David Grisman, one of the country's foremost mandolin players, nearly flubbed "Shalom Aleichem."
It wasn't that the three-time Grammy-nominee could not play the centuries-old Shabbat song. Grisman, 50, was crying.
"I was just weeping," he says. "It was a deep thing."
That "thing" was a five-day session Grisman — who usually fronts the David Grisman Quintet — pulled together at his Dawg Studios in Mill Valley in 1992. Joining him was one of the country's leading klezmer musicians, clarinetist and mandolin player Andy Statman, plus seven other top pros.
What emerged is "Songs of Our Fathers," a stunning 12-piece compilation of traditional Jewish melodies that range from haunting, centuries-old liturgies to joyous wedding dance tunes.
The CD, some of which Grisman will perform at the Marin JCC Saturday, June 24, delivers a gripping history of Jewish music. And in its breadth of influences, the music defies labeling.
"It's a klezmer-influenced, American style of Jewish instrumental music," says Statman.
What makes this Jewish CD different from all others?
"Unfortunately, Jewish music has become a prisoner of pop music, as many other musical forms have," adds Statman. "This is an unabashedly Jewish record."
Matching the music's beauty is the CD's packaging; a cover picture of Grisman and Statman with their instruments on an overcast Northern California beach, the album's title adorned with shofars, menorot and a Star of David. Inside is a booklet telling the story of each song accompanied by never-before-seen photos of Jewish life in Eastern Europe and beyond.
The unusually rich packaging "gives an idea where the music is coming from," says Statman.
For Grisman, the music springs from a traditional 1950s Conservative Jewish upbringing in Passaic, N.J. After attending New York University, he moved to California in 1970, formed the Dave Grisman Quintet, and worked with such major players as Maria Muldaur, Bonnie Raitt, Linda Ronstadt, James Taylor and jazz violinist Stephan Grapelli. Most recently he collaborated with the Grateful Dead's Jerry Garcia on "Not for Kids Only," a folk collection.
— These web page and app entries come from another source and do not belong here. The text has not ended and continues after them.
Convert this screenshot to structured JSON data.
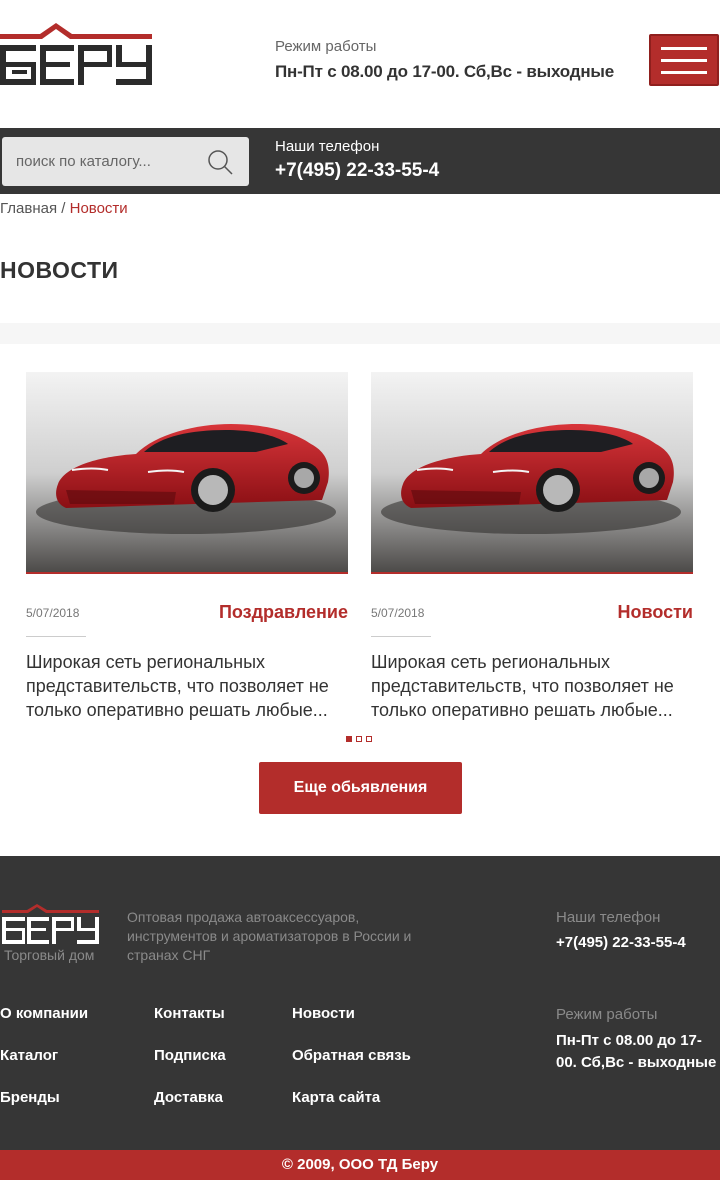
{
  "header": {
    "logo_text": "БЕРУ",
    "work_label": "Режим работы",
    "work_hours": "Пн-Пт с 08.00 до 17-00. Сб,Вс - выходные",
    "menu_icon": "hamburger-icon"
  },
  "bar": {
    "search_placeholder": "поиск по каталогу...",
    "search_icon": "search-icon",
    "phones_label": "Наши телефон",
    "phone": "+7(495) 22-33-55-4"
  },
  "breadcrumb": {
    "home": "Главная",
    "separator": " / ",
    "current": "Новости"
  },
  "page_title": "НОВОСТИ",
  "news": [
    {
      "date": "5/07/2018",
      "category": "Поздравление",
      "text": "Широкая сеть региональных представительств, что позволяет не только оперативно решать любые..."
    },
    {
      "date": "5/07/2018",
      "category": "Новости",
      "text": "Широкая сеть региональных представительств, что позволяет не только оперативно решать любые..."
    }
  ],
  "pagination": {
    "total": 3,
    "active": 1
  },
  "more_button": "Еще обьявления",
  "footer": {
    "logo_text": "БЕРУ",
    "logo_sub": "Торговый дом",
    "description": "Оптовая продажа автоаксессуаров, инструментов и ароматизаторов в России и странах СНГ",
    "phone_label": "Наши телефон",
    "phone": "+7(495) 22-33-55-4",
    "work_label": "Режим работы",
    "work_hours": "Пн-Пт с 08.00 до 17-00. Сб,Вс - выходные",
    "links": {
      "col1": [
        "О компании",
        "Каталог",
        "Бренды"
      ],
      "col2": [
        "Контакты",
        "Подписка",
        "Доставка"
      ],
      "col3": [
        "Новости",
        "Обратная связь",
        "Карта сайта"
      ]
    }
  },
  "copyright": "© 2009, ООО ТД Беру",
  "colors": {
    "accent": "#b32d2b",
    "dark": "#363636"
  }
}
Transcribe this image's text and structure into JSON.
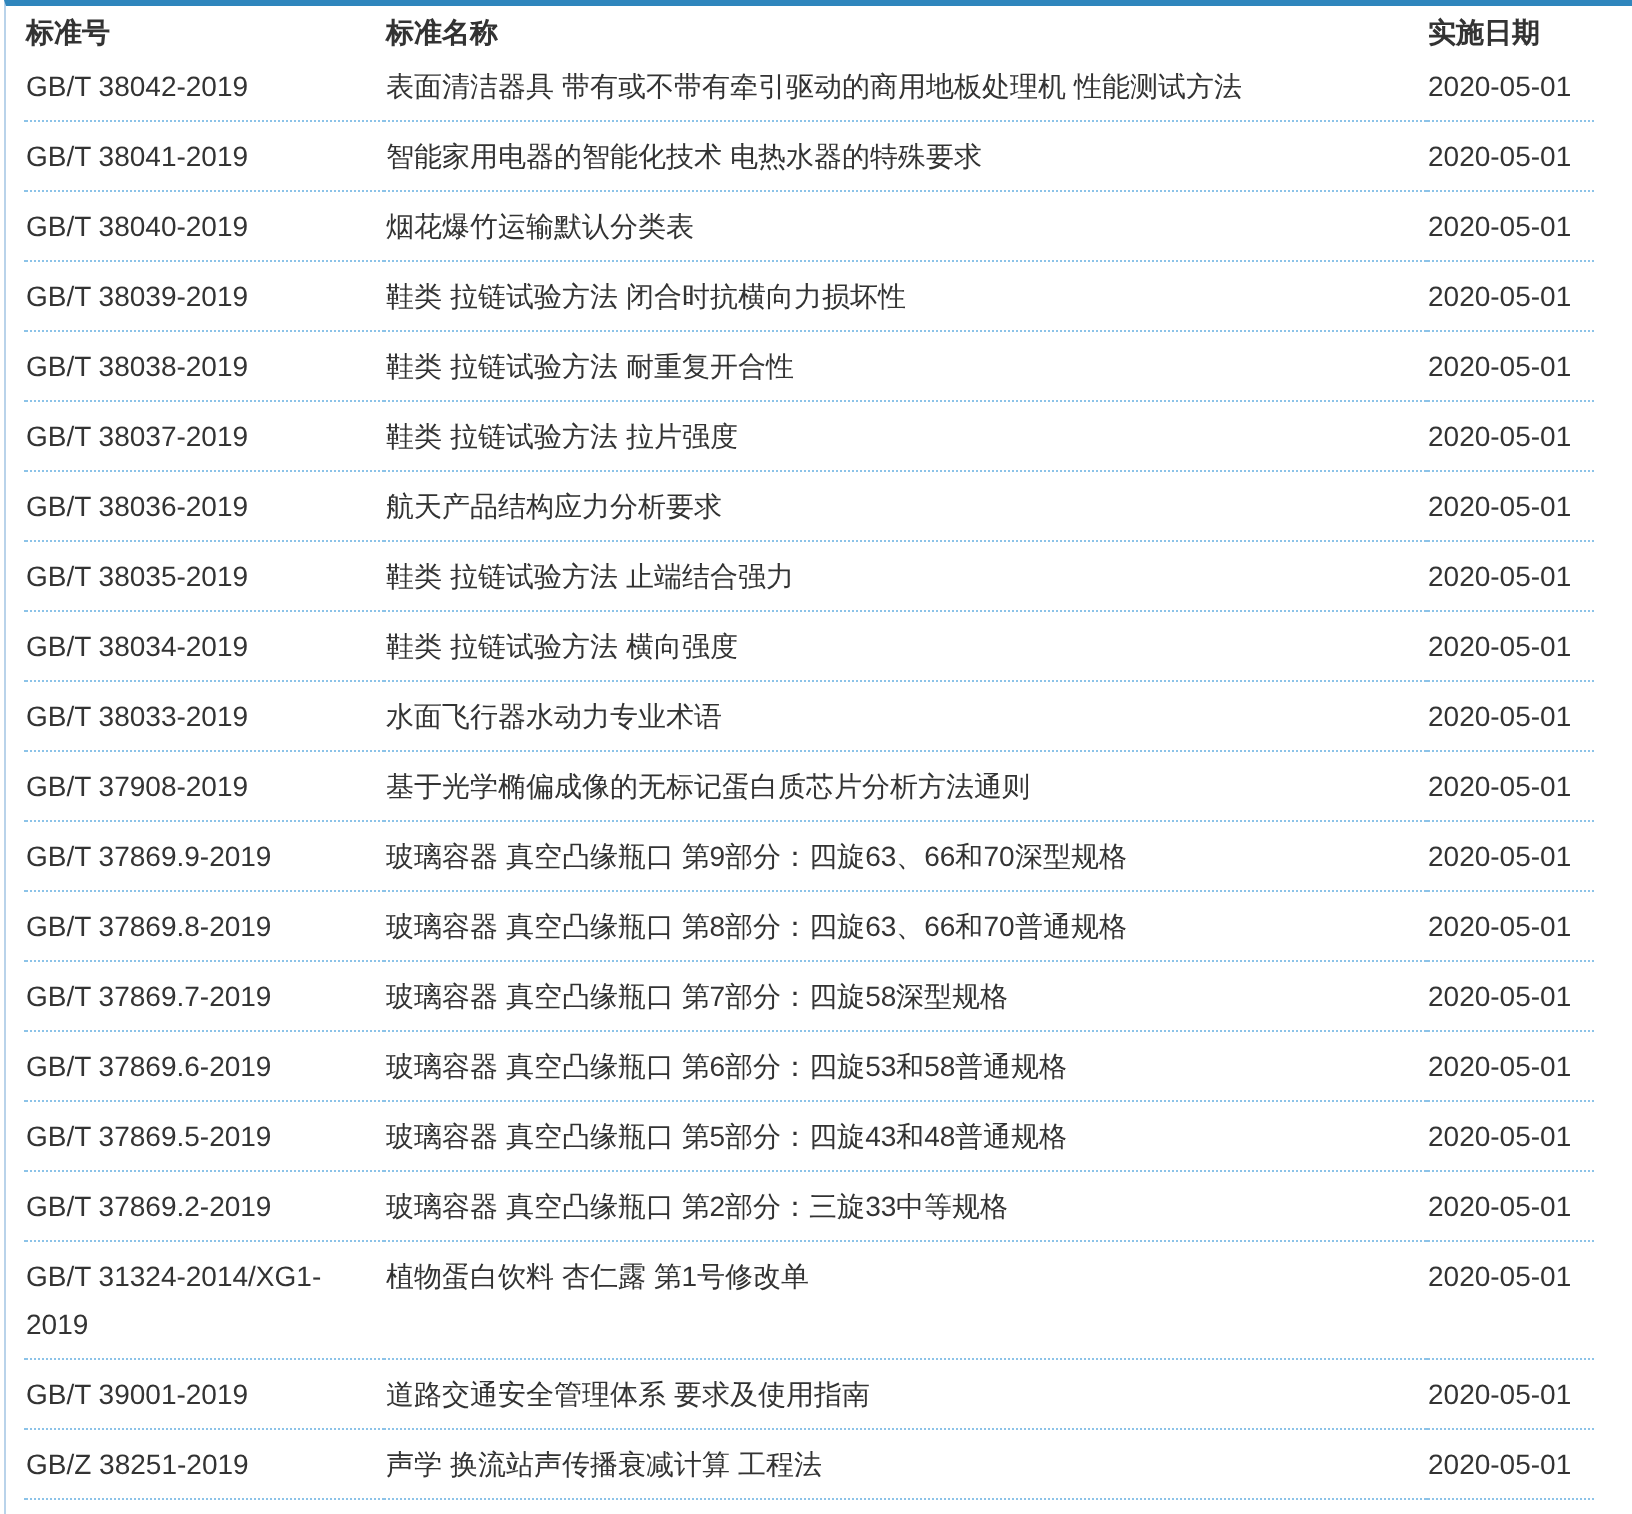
{
  "table": {
    "columns": [
      "标准号",
      "标准名称",
      "实施日期"
    ],
    "rows": [
      {
        "number": "GB/T 38042-2019",
        "name": "表面清洁器具 带有或不带有牵引驱动的商用地板处理机 性能测试方法",
        "date": "2020-05-01"
      },
      {
        "number": "GB/T 38041-2019",
        "name": "智能家用电器的智能化技术 电热水器的特殊要求",
        "date": "2020-05-01"
      },
      {
        "number": "GB/T 38040-2019",
        "name": "烟花爆竹运输默认分类表",
        "date": "2020-05-01"
      },
      {
        "number": "GB/T 38039-2019",
        "name": "鞋类 拉链试验方法 闭合时抗横向力损坏性",
        "date": "2020-05-01"
      },
      {
        "number": "GB/T 38038-2019",
        "name": "鞋类 拉链试验方法 耐重复开合性",
        "date": "2020-05-01"
      },
      {
        "number": "GB/T 38037-2019",
        "name": "鞋类 拉链试验方法 拉片强度",
        "date": "2020-05-01"
      },
      {
        "number": "GB/T 38036-2019",
        "name": "航天产品结构应力分析要求",
        "date": "2020-05-01"
      },
      {
        "number": "GB/T 38035-2019",
        "name": "鞋类 拉链试验方法 止端结合强力",
        "date": "2020-05-01"
      },
      {
        "number": "GB/T 38034-2019",
        "name": "鞋类 拉链试验方法 横向强度",
        "date": "2020-05-01"
      },
      {
        "number": "GB/T 38033-2019",
        "name": "水面飞行器水动力专业术语",
        "date": "2020-05-01"
      },
      {
        "number": "GB/T 37908-2019",
        "name": "基于光学椭偏成像的无标记蛋白质芯片分析方法通则",
        "date": "2020-05-01"
      },
      {
        "number": "GB/T 37869.9-2019",
        "name": "玻璃容器 真空凸缘瓶口 第9部分：四旋63、66和70深型规格",
        "date": "2020-05-01"
      },
      {
        "number": "GB/T 37869.8-2019",
        "name": "玻璃容器 真空凸缘瓶口 第8部分：四旋63、66和70普通规格",
        "date": "2020-05-01"
      },
      {
        "number": "GB/T 37869.7-2019",
        "name": "玻璃容器 真空凸缘瓶口 第7部分：四旋58深型规格",
        "date": "2020-05-01"
      },
      {
        "number": "GB/T 37869.6-2019",
        "name": "玻璃容器 真空凸缘瓶口 第6部分：四旋53和58普通规格",
        "date": "2020-05-01"
      },
      {
        "number": "GB/T 37869.5-2019",
        "name": "玻璃容器 真空凸缘瓶口 第5部分：四旋43和48普通规格",
        "date": "2020-05-01"
      },
      {
        "number": "GB/T 37869.2-2019",
        "name": "玻璃容器 真空凸缘瓶口 第2部分：三旋33中等规格",
        "date": "2020-05-01"
      },
      {
        "number": "GB/T 31324-2014/XG1-2019",
        "name": "植物蛋白饮料 杏仁露 第1号修改单",
        "date": "2020-05-01"
      },
      {
        "number": "GB/T 39001-2019",
        "name": "道路交通安全管理体系 要求及使用指南",
        "date": "2020-05-01"
      },
      {
        "number": "GB/Z 38251-2019",
        "name": "声学 换流站声传播衰减计算 工程法",
        "date": "2020-05-01"
      }
    ]
  }
}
It was at NYU that Statman first approached Grisman for mandolin lessons, after seeing Grisman play bluegrass. They became friends and in 1978 worked together on the score for the film "King of the Gypsies." In 1980, they teamed up for awildly improvisational album, "Mandolin Abstractions," that became anavant-garde classic.
Five years ago, Grisman founded his own label, Acoustic Disc, and soon decided to explore the music of his Jewish heritage. He asked Statman to join him.
It was a natural choice. Klezmer "is in my blood," Grisman says, and Statman "is a master at it."
In the 1970s, Statman had pursued a longtime love of Yiddishkeit by playing klezmer music. He became a protege of one of the last klezmer kings, Dave Tarras, and in 1980 recorded "Flatbush Waltz," a klezmer piece of his own.
Klezmer also led Statman further into Judaism, he says, for the music went "hand in hand with my spiritual growth."
Today Statman, 45, of Queens, is an observant Jew and perhaps the country's leading klezmer clarinetist. The music literally sustains him.
"For a Jew, it can get as close as your next breath," Statman says.
So Grisman invited him to the Bay Area for "Songs of Our Fathers." They added guitarist Enrique Coria, tuba player Zacharia Spellman, bassist Jim Kerwin, arco bassist Edgar Meyer, cellist Larry Granger, violinist and violist Irene Sazer, and drummer Hal Blaine. (Born Chaim Zalman, Blaine has played on such classics as Elvis Presley's "Jailhouse Rock" and Simon and Garfunkel's "Bridge Over Troubled Waters.")
The musicians picked up their instruments together for the first time one Saturday night — after havdallah — at about 10 p.m. They played until nearly 5 a.m. the next day, long past the tears. And they nailed the tunes.
"It was just one of those experiences where everybody knew we were getting somewhere," Grisman says.
Statman says that during the sessions, "Everything just clicked immediately. "As the only musician familiar with the music, he found the others picked up the beat fast.
Statman, who sprinkles his English liberally with Yiddish, says that for Jews, the music "really speaks to your neshamah [soul]. It goes right there."
"Songs of Our Fathers" lays the Jewish heart bare. The songs stay close to the original versions, spare, lacking adornment.
"The music is very powerful, but also subtle," Statman says. "Klezmer produces a lot of feelings and images."
That was true for Grisman. The songs are "the total summation of the sadness of the Jewish people," he says — but not just that. "As my father-in-law says,`There's pain, and there's parties.'"